Nov. 14 (UPI) -- Investigators examining the crash of Malaysia Airlines Flight 17 on Thursday released audio recordings of phone calls between Ukrainian separatists and top Russian officials.
The airliner was shot down on July 17, 2014, while flying from Amsterdam to Kuala Lumpur. Nearly 300 passengers and crew were killed.

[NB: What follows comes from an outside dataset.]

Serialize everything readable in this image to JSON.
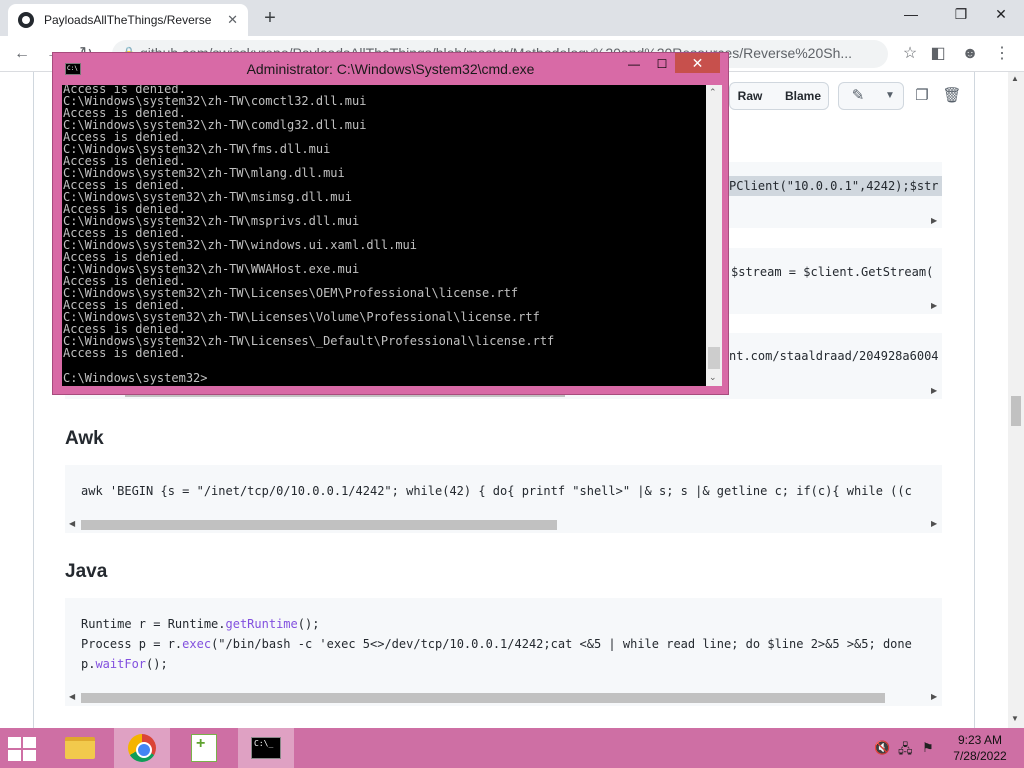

The years-long investigation has so far said the plane was shot down by a Russian-made surface-to-air missile, although Moscow has denied involvement.
Dutch crash investigators said the audio records show almost daily contact between separatists in the Donetsk People's Republic and "leaders in Moscow." The calls were intercepted in the weeks leading up to the crash of MH17.
"They spoke with leaders in Moscow, near the border with Ukraine and in Crimea," the investigators said Thursday. "Communication mostly took place via secure telephones provided by the Russian security service."
In the phone calls, investigators say, separatist leader Alexander Borodai spoke once to a Russian official and said he was "carrying out orders and protecting the interests" of Russia.
"That's the bottom line," he said.
In other calls, a separatist commander said "men are coming with a mandate" from Russian defense minister Sergey Shoygu and another was told the separatists would receive military support from Moscow.
Investigators say they have been told by former fighters the Russian security service FSB and GRU intelligence agency were involved in managing separatists.
The Joint Investigation Team has so far charged three Russians and one Ukrainian in connection with the downing of the flight.